Public Open Data: The Good, the Bad, the Future

at IDEALAB: “Some of the most powerful tools combine official public data with social media or other citizen input, such as the recent partnership between Yelp and the public health departments in New York and San Francisco for restaurant hygiene inspection ratings. In other contexts, such tools can help uncover and ultimately reduce corruption by making it easier to “follow the money.”
Despite the opportunities offered by “free data,” this trend also raises new challenges and concerns, among them, personal privacy and security. While attention has been devoted to the unsettling power of big data analysis and “predictive analytics” for corporate marketing, similar questions could be asked about the value of public data. Does it contribute to community cohesion that I can find out with a single query how much my neighbors paid for their house or (if employed by public agencies) their salaries? Indeed, some studies suggest that greater transparency leads not to greater trust in government but to resignation and apathy.
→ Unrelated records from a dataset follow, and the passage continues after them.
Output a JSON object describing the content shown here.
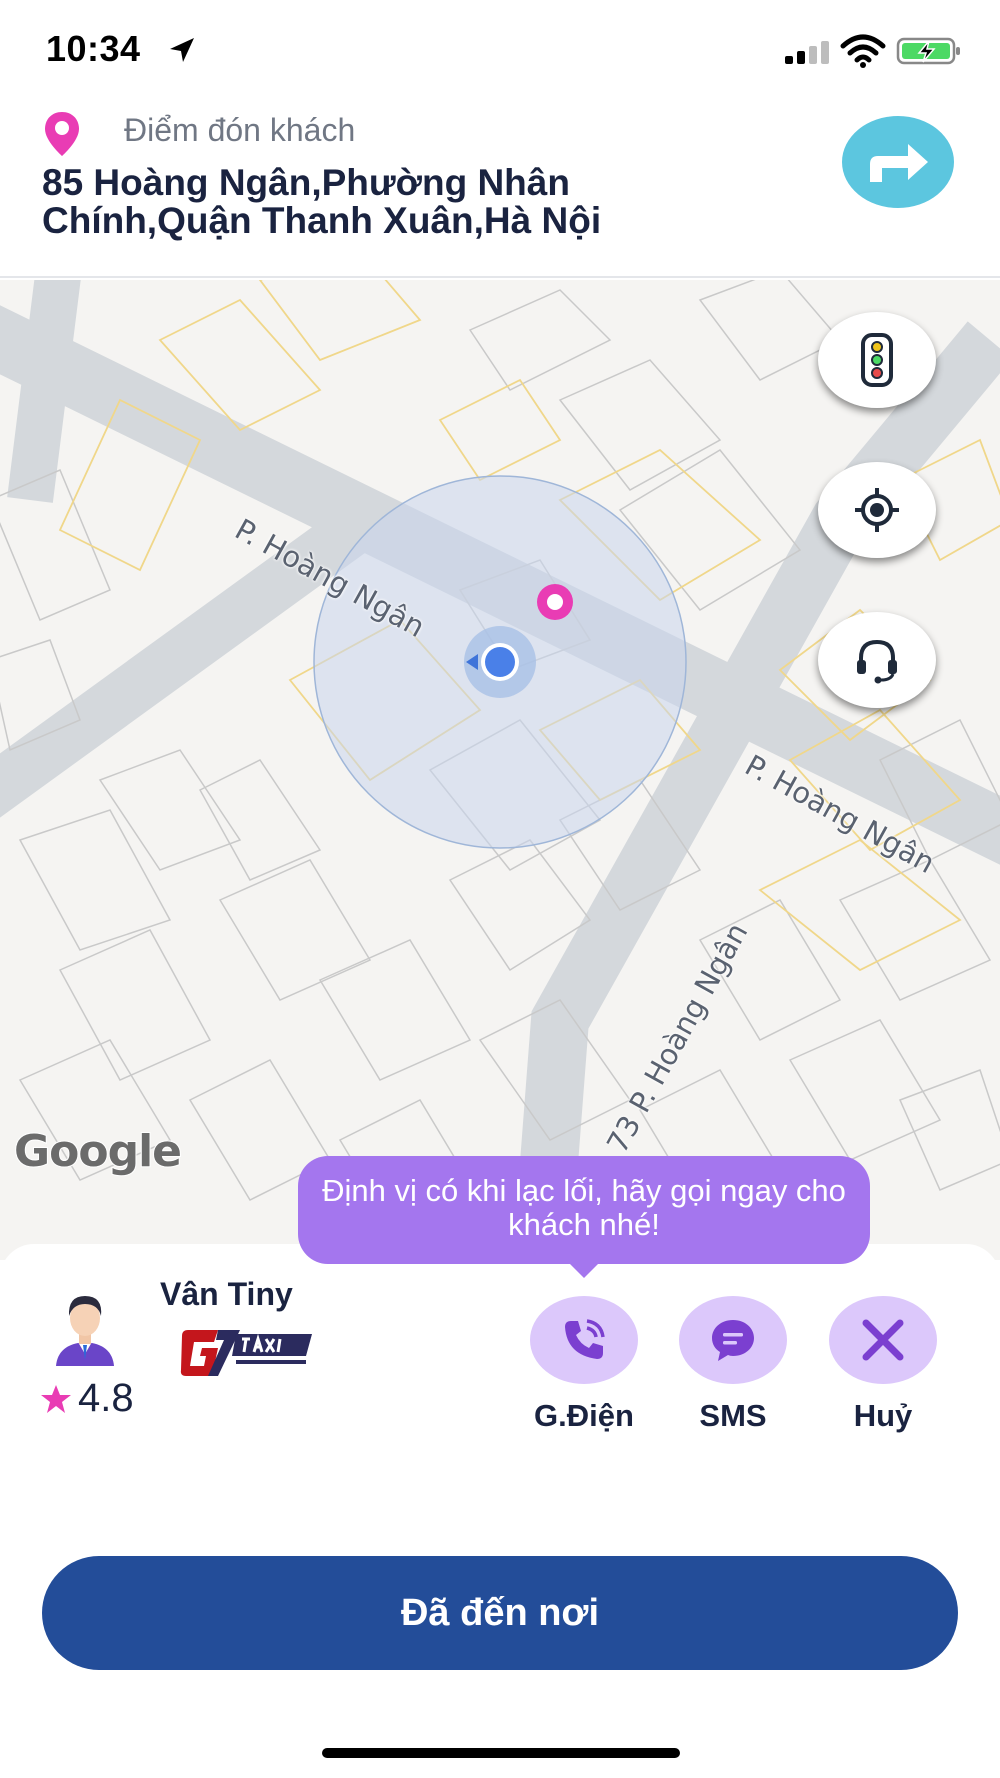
{
  "status_bar": {
    "time": "10:34",
    "icons": [
      "location-arrow-icon",
      "cellular-signal-icon",
      "wifi-icon",
      "battery-charging-icon"
    ]
  },
  "pickup": {
    "label": "Điểm đón khách",
    "address": "85 Hoàng Ngân,Phường Nhân Chính,Quận Thanh Xuân,Hà Nội",
    "pin_icon": "map-pin-icon",
    "pin_color": "#e93cb4",
    "navigate_icon": "turn-right-arrow-icon",
    "navigate_color": "#5cc6df"
  },
  "map": {
    "street_labels": [
      "P. Hoàng Ngân",
      "P. Hoàng Ngân",
      "73 P. Hoàng Ngân"
    ],
    "attribution": "Google",
    "buttons": [
      {
        "icon": "traffic-light-icon"
      },
      {
        "icon": "my-location-icon"
      },
      {
        "icon": "headset-support-icon"
      }
    ]
  },
  "tooltip": {
    "text": "Định vị có khi lạc lối, hãy gọi ngay cho khách nhé!"
  },
  "driver": {
    "name": "Vân Tiny",
    "rating": "4.8",
    "brand": "G7 TAXI",
    "avatar_icon": "driver-avatar-icon"
  },
  "actions": [
    {
      "label": "G.Điện",
      "icon": "phone-icon"
    },
    {
      "label": "SMS",
      "icon": "message-icon"
    },
    {
      "label": "Huỷ",
      "icon": "close-icon"
    }
  ],
  "primary_action": {
    "label": "Đã đến nơi"
  },
  "colors": {
    "accent_purple": "#a476ee",
    "action_bg": "#dcc8fb",
    "action_icon": "#7b3fd0",
    "primary_button": "#234d99",
    "text_dark": "#1a2340"
  }
}
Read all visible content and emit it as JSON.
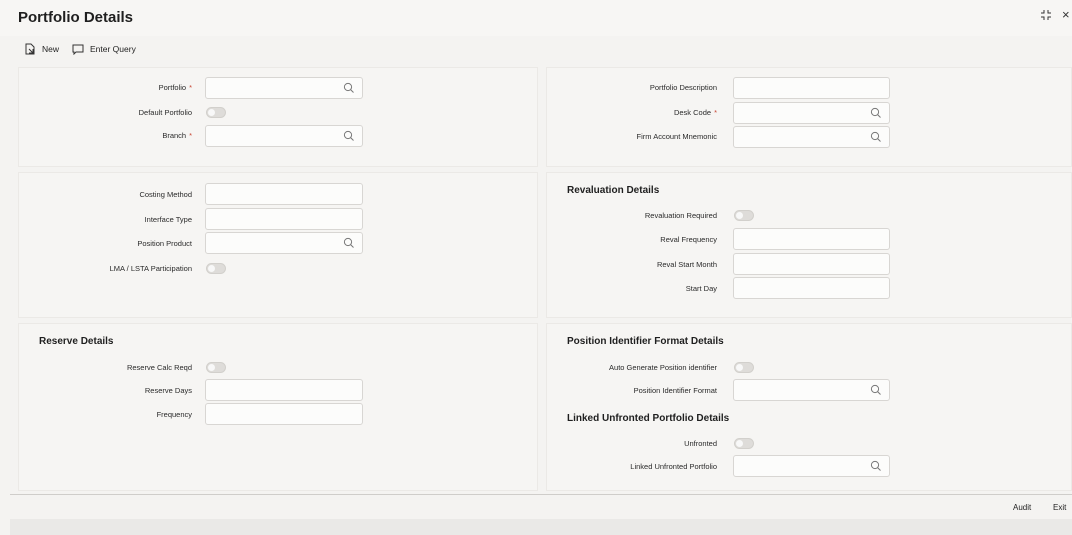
{
  "window": {
    "title": "Portfolio Details",
    "controls": {
      "expand_icon": "expand-arrows-icon",
      "close_glyph": "×"
    }
  },
  "toolbar": {
    "new_label": "New",
    "enter_query_label": "Enter Query"
  },
  "portfolio_section": {
    "portfolio_label": "Portfolio",
    "portfolio_value": "",
    "default_portfolio_label": "Default Portfolio",
    "default_portfolio_on": false,
    "branch_label": "Branch",
    "branch_value": "",
    "required_mark": "*"
  },
  "desk_section": {
    "portfolio_description_label": "Portfolio Description",
    "portfolio_description_value": "",
    "desk_code_label": "Desk Code",
    "desk_code_value": "",
    "firm_account_mnemonic_label": "Firm Account Mnemonic",
    "firm_account_mnemonic_value": ""
  },
  "costing_section": {
    "costing_method_label": "Costing Method",
    "costing_method_value": "",
    "interface_type_label": "Interface Type",
    "interface_type_value": "",
    "position_product_label": "Position Product",
    "position_product_value": "",
    "lma_lsta_label": "LMA / LSTA Participation",
    "lma_lsta_on": false
  },
  "revaluation_section": {
    "title": "Revaluation Details",
    "revaluation_required_label": "Revaluation Required",
    "revaluation_required_on": false,
    "reval_frequency_label": "Reval Frequency",
    "reval_frequency_value": "",
    "reval_start_month_label": "Reval Start Month",
    "reval_start_month_value": "",
    "start_day_label": "Start Day",
    "start_day_value": ""
  },
  "reserve_section": {
    "title": "Reserve Details",
    "reserve_calc_reqd_label": "Reserve Calc Reqd",
    "reserve_calc_reqd_on": false,
    "reserve_days_label": "Reserve Days",
    "reserve_days_value": "",
    "frequency_label": "Frequency",
    "frequency_value": ""
  },
  "position_identifier_section": {
    "title": "Position Identifier Format Details",
    "auto_generate_label": "Auto Generate Position identifier",
    "auto_generate_on": false,
    "format_label": "Position Identifier Format",
    "format_value": ""
  },
  "unfronted_section": {
    "title": "Linked Unfronted Portfolio Details",
    "unfronted_label": "Unfronted",
    "unfronted_on": false,
    "linked_unfronted_portfolio_label": "Linked Unfronted Portfolio",
    "linked_unfronted_portfolio_value": ""
  },
  "footer": {
    "audit_label": "Audit",
    "exit_label": "Exit"
  },
  "colors": {
    "required": "#c74634",
    "panel_bg": "#f6f5f3",
    "page_bg": "#f4f3f1"
  }
}
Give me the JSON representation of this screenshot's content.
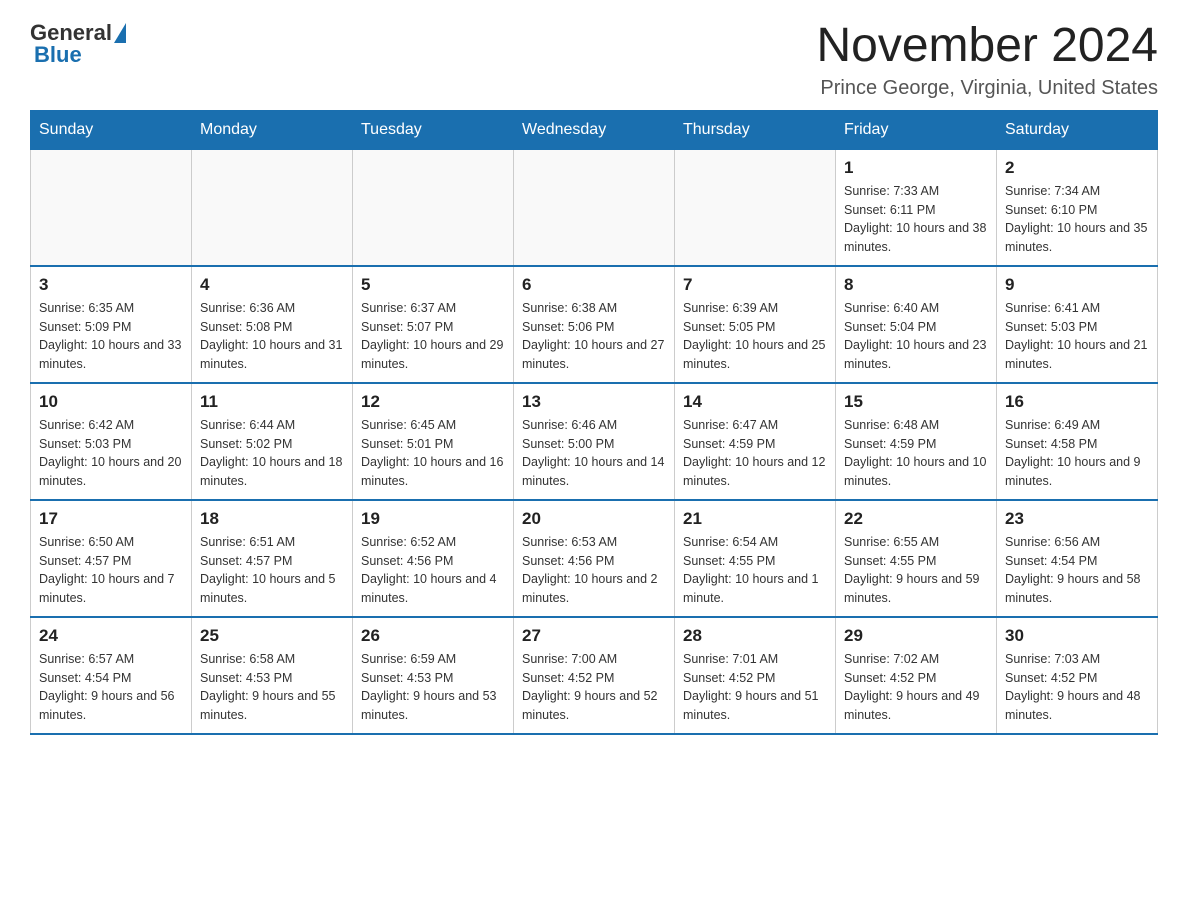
{
  "header": {
    "logo_general": "General",
    "logo_blue": "Blue",
    "month_title": "November 2024",
    "location": "Prince George, Virginia, United States"
  },
  "weekdays": [
    "Sunday",
    "Monday",
    "Tuesday",
    "Wednesday",
    "Thursday",
    "Friday",
    "Saturday"
  ],
  "weeks": [
    [
      {
        "day": "",
        "info": ""
      },
      {
        "day": "",
        "info": ""
      },
      {
        "day": "",
        "info": ""
      },
      {
        "day": "",
        "info": ""
      },
      {
        "day": "",
        "info": ""
      },
      {
        "day": "1",
        "info": "Sunrise: 7:33 AM\nSunset: 6:11 PM\nDaylight: 10 hours and 38 minutes."
      },
      {
        "day": "2",
        "info": "Sunrise: 7:34 AM\nSunset: 6:10 PM\nDaylight: 10 hours and 35 minutes."
      }
    ],
    [
      {
        "day": "3",
        "info": "Sunrise: 6:35 AM\nSunset: 5:09 PM\nDaylight: 10 hours and 33 minutes."
      },
      {
        "day": "4",
        "info": "Sunrise: 6:36 AM\nSunset: 5:08 PM\nDaylight: 10 hours and 31 minutes."
      },
      {
        "day": "5",
        "info": "Sunrise: 6:37 AM\nSunset: 5:07 PM\nDaylight: 10 hours and 29 minutes."
      },
      {
        "day": "6",
        "info": "Sunrise: 6:38 AM\nSunset: 5:06 PM\nDaylight: 10 hours and 27 minutes."
      },
      {
        "day": "7",
        "info": "Sunrise: 6:39 AM\nSunset: 5:05 PM\nDaylight: 10 hours and 25 minutes."
      },
      {
        "day": "8",
        "info": "Sunrise: 6:40 AM\nSunset: 5:04 PM\nDaylight: 10 hours and 23 minutes."
      },
      {
        "day": "9",
        "info": "Sunrise: 6:41 AM\nSunset: 5:03 PM\nDaylight: 10 hours and 21 minutes."
      }
    ],
    [
      {
        "day": "10",
        "info": "Sunrise: 6:42 AM\nSunset: 5:03 PM\nDaylight: 10 hours and 20 minutes."
      },
      {
        "day": "11",
        "info": "Sunrise: 6:44 AM\nSunset: 5:02 PM\nDaylight: 10 hours and 18 minutes."
      },
      {
        "day": "12",
        "info": "Sunrise: 6:45 AM\nSunset: 5:01 PM\nDaylight: 10 hours and 16 minutes."
      },
      {
        "day": "13",
        "info": "Sunrise: 6:46 AM\nSunset: 5:00 PM\nDaylight: 10 hours and 14 minutes."
      },
      {
        "day": "14",
        "info": "Sunrise: 6:47 AM\nSunset: 4:59 PM\nDaylight: 10 hours and 12 minutes."
      },
      {
        "day": "15",
        "info": "Sunrise: 6:48 AM\nSunset: 4:59 PM\nDaylight: 10 hours and 10 minutes."
      },
      {
        "day": "16",
        "info": "Sunrise: 6:49 AM\nSunset: 4:58 PM\nDaylight: 10 hours and 9 minutes."
      }
    ],
    [
      {
        "day": "17",
        "info": "Sunrise: 6:50 AM\nSunset: 4:57 PM\nDaylight: 10 hours and 7 minutes."
      },
      {
        "day": "18",
        "info": "Sunrise: 6:51 AM\nSunset: 4:57 PM\nDaylight: 10 hours and 5 minutes."
      },
      {
        "day": "19",
        "info": "Sunrise: 6:52 AM\nSunset: 4:56 PM\nDaylight: 10 hours and 4 minutes."
      },
      {
        "day": "20",
        "info": "Sunrise: 6:53 AM\nSunset: 4:56 PM\nDaylight: 10 hours and 2 minutes."
      },
      {
        "day": "21",
        "info": "Sunrise: 6:54 AM\nSunset: 4:55 PM\nDaylight: 10 hours and 1 minute."
      },
      {
        "day": "22",
        "info": "Sunrise: 6:55 AM\nSunset: 4:55 PM\nDaylight: 9 hours and 59 minutes."
      },
      {
        "day": "23",
        "info": "Sunrise: 6:56 AM\nSunset: 4:54 PM\nDaylight: 9 hours and 58 minutes."
      }
    ],
    [
      {
        "day": "24",
        "info": "Sunrise: 6:57 AM\nSunset: 4:54 PM\nDaylight: 9 hours and 56 minutes."
      },
      {
        "day": "25",
        "info": "Sunrise: 6:58 AM\nSunset: 4:53 PM\nDaylight: 9 hours and 55 minutes."
      },
      {
        "day": "26",
        "info": "Sunrise: 6:59 AM\nSunset: 4:53 PM\nDaylight: 9 hours and 53 minutes."
      },
      {
        "day": "27",
        "info": "Sunrise: 7:00 AM\nSunset: 4:52 PM\nDaylight: 9 hours and 52 minutes."
      },
      {
        "day": "28",
        "info": "Sunrise: 7:01 AM\nSunset: 4:52 PM\nDaylight: 9 hours and 51 minutes."
      },
      {
        "day": "29",
        "info": "Sunrise: 7:02 AM\nSunset: 4:52 PM\nDaylight: 9 hours and 49 minutes."
      },
      {
        "day": "30",
        "info": "Sunrise: 7:03 AM\nSunset: 4:52 PM\nDaylight: 9 hours and 48 minutes."
      }
    ]
  ]
}
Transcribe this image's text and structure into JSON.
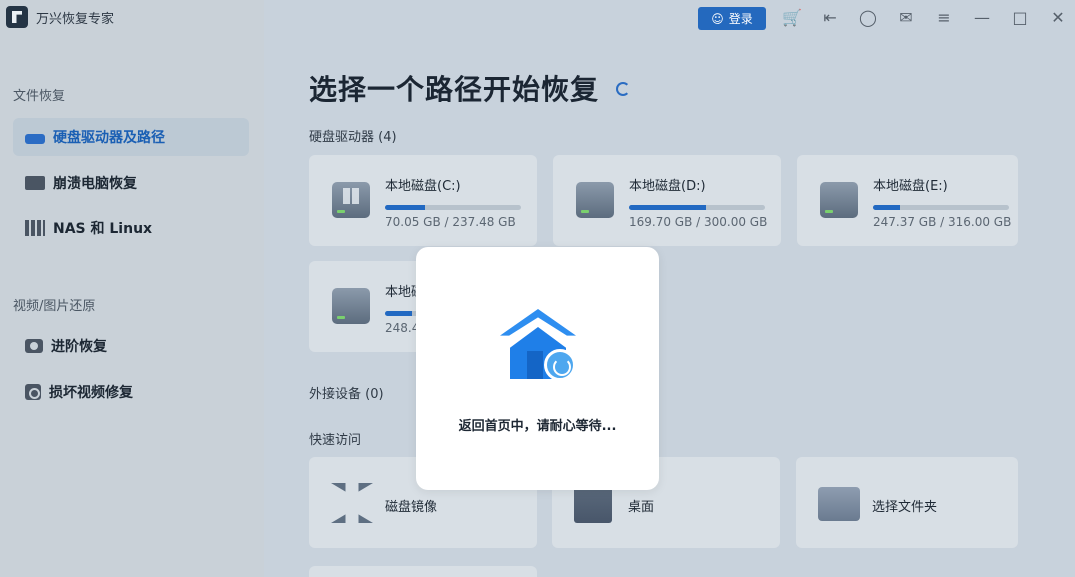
{
  "app": {
    "name": "万兴恢复专家"
  },
  "topbar": {
    "login_label": "登录",
    "icons": [
      "user-icon",
      "cart-icon",
      "export-icon",
      "headset-icon",
      "mail-icon",
      "menu-icon",
      "minimize-icon",
      "maximize-icon",
      "close-icon"
    ]
  },
  "sidebar": {
    "section1": "文件恢复",
    "section2": "视频/图片还原",
    "items": [
      {
        "label": "硬盘驱动器及路径",
        "icon": "hard-drive-icon"
      },
      {
        "label": "崩溃电脑恢复",
        "icon": "monitor-icon"
      },
      {
        "label": "NAS 和 Linux",
        "icon": "nas-icon"
      },
      {
        "label": "进阶恢复",
        "icon": "camera-icon"
      },
      {
        "label": "损坏视频修复",
        "icon": "video-repair-icon"
      }
    ]
  },
  "main": {
    "title": "选择一个路径开始恢复",
    "drives_label": "硬盘驱动器 (4)",
    "external_label": "外接设备 (0)",
    "quick_label": "快速访问",
    "drives": [
      {
        "name": "本地磁盘(C:)",
        "size": "70.05 GB / 237.48 GB",
        "used_fraction": 0.295
      },
      {
        "name": "本地磁盘(D:)",
        "size": "169.70 GB / 300.00 GB",
        "used_fraction": 0.566
      },
      {
        "name": "本地磁盘(E:)",
        "size": "247.37 GB / 316.00 GB",
        "used_fraction": 0.2
      },
      {
        "name": "本地磁",
        "size": "248.4",
        "used_fraction": 0.2
      }
    ],
    "quick": [
      {
        "name": "磁盘镜像",
        "icon": "disk-image-icon"
      },
      {
        "name": "桌面",
        "icon": "desktop-icon"
      },
      {
        "name": "选择文件夹",
        "icon": "folder-icon"
      }
    ]
  },
  "modal": {
    "text": "返回首页中，请耐心等待..."
  }
}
Exposing certain law enforcement data also increases the possibility of vigilantism. California law requires the registration and publication of the home addresses of known sex offenders, for instance. Or consider the controversy and online threats that erupted when, shortly after the Newtown tragedy, a newspaper in New York posted an interactive map of gun permit owners in nearby counties.
…Policymakers and officials must still mind the “big data gap.”So what does the future hold for open data? Publishing data is only one part of the information ecosystem. To be useful, tools must be developed for cleaning, sorting, analyzing and visualizing it as well. …
For-profit companies and non-profit watchdog organizations will continue to emerge and expand, building on the foundation of this data flood. Public-private partnerships such as those between San Francisco and Appallicious or Granicus, startups created by Code for America’s Incubator, and non-partisan organizations like the Sunlight Foundation and MapLight rely on public data repositories for their innovative applications and analysis.
Making public data more accessible is an important goal and offers enormous potential to increase civic engagement. To make the most effective and equitable use of this resource for the public good, cities and other government entities should invest in the personnel and equipment — hardware and software — to make it universally accessible. At the same time, Chief Data Officers (or equivalent roles) should also be alert to the often hidden challenges of equity, inclusion, privacy, and security.”